Moody’s noted that the country’s fiscal deficit had been reduced by one percentage point more than expected last year, “indicating the government’s strong commitment to fiscal consolidation”.
– ‘Sizeable cash buffers’ –
Portugal has already managed to return to debt markets before the end of its aid programme.
Moody’s said Portugal will not likely need to lean on the European Stability Mechanism for more protective support after it exits its bailout programme.
“Portugal has regained access to the public debt markets and in addition the government has built up sizeable cash buffers.”
Its economic recovery “is gaining momentum, with signs of broadening beyond exports, which continue to perform strongly”.
Moody’s said it has the country now under review for another upgrade, adding that the government’s creditworthiness “can improve” in the short term.

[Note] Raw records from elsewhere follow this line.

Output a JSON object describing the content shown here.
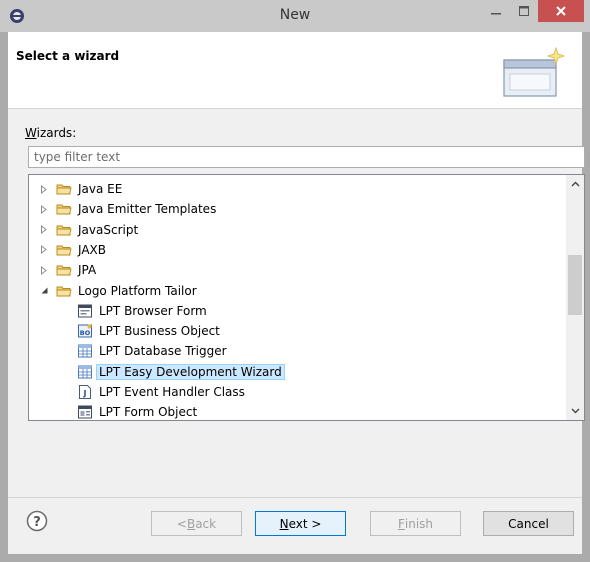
{
  "window": {
    "title": "New",
    "accent_close": "#c75050"
  },
  "header": {
    "title": "Select a wizard"
  },
  "wizards": {
    "label_prefix": "W",
    "label_rest": "izards:",
    "filter_placeholder": "type filter text"
  },
  "tree": {
    "items": [
      {
        "label": "Java EE",
        "type": "folder",
        "expander": "collapsed"
      },
      {
        "label": "Java Emitter Templates",
        "type": "folder",
        "expander": "collapsed"
      },
      {
        "label": "JavaScript",
        "type": "folder",
        "expander": "collapsed"
      },
      {
        "label": "JAXB",
        "type": "folder",
        "expander": "collapsed"
      },
      {
        "label": "JPA",
        "type": "folder",
        "expander": "collapsed"
      },
      {
        "label": "Logo Platform Tailor",
        "type": "folder",
        "expander": "expanded"
      },
      {
        "label": "LPT Browser Form",
        "type": "browser-form-icon",
        "expander": "none"
      },
      {
        "label": "LPT Business Object",
        "type": "business-object-icon",
        "expander": "none"
      },
      {
        "label": "LPT Database Trigger",
        "type": "table-icon",
        "expander": "none"
      },
      {
        "label": "LPT Easy Development Wizard",
        "type": "table-icon",
        "expander": "none",
        "selected": true
      },
      {
        "label": "LPT Event Handler Class",
        "type": "java-class-icon",
        "expander": "none"
      },
      {
        "label": "LPT Form Object",
        "type": "form-object-icon",
        "expander": "none"
      }
    ]
  },
  "buttons": {
    "back_u": "B",
    "back_prefix": "< ",
    "back_rest": "ack",
    "next_u": "N",
    "next_rest": "ext >",
    "finish_u": "F",
    "finish_rest": "inish",
    "cancel": "Cancel"
  },
  "colors": {
    "selection_bg": "#cce8ff",
    "selection_border": "#99d1ff",
    "folder": "#e8c15f"
  }
}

Earlier Friday Moody’s rival Standard & Poor’s upgraded the outlook for Portugal’s creditworthiness, citing the bailed-out nation’s unexpectedly strong economic and deficit-cutting performance.
Standard & Poor’s said it had raised the outlook to “stable” from “negative” for Portugal’s long-term sovereign debt, which is rated at a junk-bond equivalent BB, and its short-term sovereign debt, which is rated at B.
– Faster recovery than projected –
“The economy and the labour market are recovering faster than we projected, with better-than-expected budgetary performance,” the New York-based rating agency said in a statement.
Portugal’s recession in 2013 had been shallower than expected, helping Lisbon to curb the general government deficit to the equivalent of 4.9 percent of economic output in 2013, unexpectedly beating its 5.5-percent target, Standard & Poor’s said.
Lisbon snatched an economic lifeline from the European Union and International Monetary Fund in 2011 in return for enacting budget-slimming austerity measures, which sparked mass popular protests.
“The government has fully implemented the terms of the EU-International Monetary Fund economic adjustment programme,” Standard & Poor’s said.
In addition, the agency said, Portugal’s surplus in its balance of payments with the rest of the world was large enough to gradually reduce the economy’s large stock of net external debt.
Nevertheless, Standard & Poor’s said, Portugal’s net general government debt ratio, equal to 118 percent of annual economic output, was among the highest of all rated sovereigns.
The agency said it expected Portugal’s economy to grow on average by about 1.4 percent a year during 2014-2015, largely because of sustained export growth.
“We also expect a gradual recovery in domestic demand as private sector hiring continues to recover,” it said, citing labour market reforms and falling unit labour costs.
Standard & Poor’s warned of risks, however, with high corporate and household debt, along with declining nominal incomes, reining in demand. Low employment levels would restrain the economy over the longer term, it added.